Kate Muller wrote:Can you tell me more about root pits?
Yes, I understand the existing technology of pit storage for root crops. Something I am considering, if I can't get to building the cellar this upcoming growing season.
my family has stored food in this type of root-pit: potatoes, carrots, and beets.
ha ha. not out of order, just stacking functions and utilizing an existing technology to a new end.
It is me that is out of order by using a root-pit to store vegetables for seed production..
Miles Flansburg wrote:Joseph, can you make the point about crossing with queen anne's lace a little clearer for me? What happens to the carrots or the seeds in that situation? Thanks !
Roberto pokachinni wrote:do you, personally, also store veggies for consumption in this way, or are you just utilizing this technique for storing biennials for seed production? I'm wondering specifically of bok choy and chard. Do you store any fall crops of these for consumption, or is it just for seed? I've just never heard of these being stored for consumption in this way. It seems that what you said, you just use this method for seed production, but I just wanted to clarify. Sorry if this is redundant.
that helps to anchor the plant in the soil better and minimize the wind blowing the roots out of the ground.
Trellis the plants in some way to keep the wind from blowing them out of the ground.
Carrots are insect pollinated: The flowers are highly attractive to bees, wasps, ants, flies, beetles, etc. For photos of some of them from my garden last summer check out: https://permies.com/forums/posts/list/40/47686 Carrots are definitely worth growing for the sake of the feeding the bugs.
You can either pot up the plant, and bring it to your roothouse for the season, or you can dig the plant up whole with the roots, everything bare, and hang it in your roothouse. Either way, replant in the spring outdoors for seed.
What is a good way to get biennial seed from brassicas that don't have a typical storage organ (root, hypocotyl, etc.)?
Yes. In many places you find the common volunteer Queen Anne's Lace 'weed', this is the feral stray carrot seed that has gone multigenerationally back to it's wilder form.
Does anyone know if carrots will self-sow if you just leave the flowers in place and let them die off at their own pace? It seems to me that they would.
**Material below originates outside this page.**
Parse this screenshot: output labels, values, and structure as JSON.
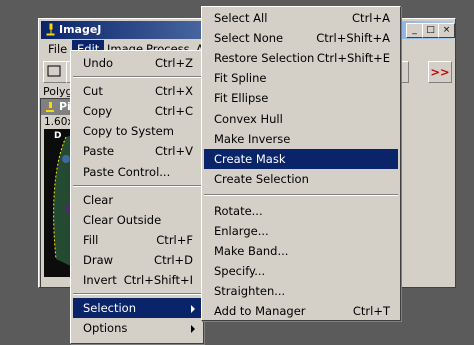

John Weiland wrote:What is a good way to get biennial seed from brassicas that don't have a typical storage organ (root, hypocotyl, etc.)? [...] So for seed production, can one just harvest the kale plant roots in late fall and root cellar them for the next year for bolting and seed production?
Wendy Fisher wrote:Does anyone know if carrots will self-sow if you just leave the flowers in place and let them die off at their own pace? It seems to me that they would.
I have a friend with a homestead between Terrace, and Hazelton B.C., where he grows a garden but also has a survival garden in the feral pasture next to it. In the survival garden are edible weeds and self seeding domestic plants, including Turnips, and J-Chokes, both foods that he does not particularly enjoy the flavor of but he has been propagating the area with minimal maintenance just in case he needs to have it.
My best volunteer crop though are the turnips. I grew a crop of turnip seed in 2010, and they have been self-seeding ever since. The roots are winter-hardy now, even when sitting on the surface of the soil.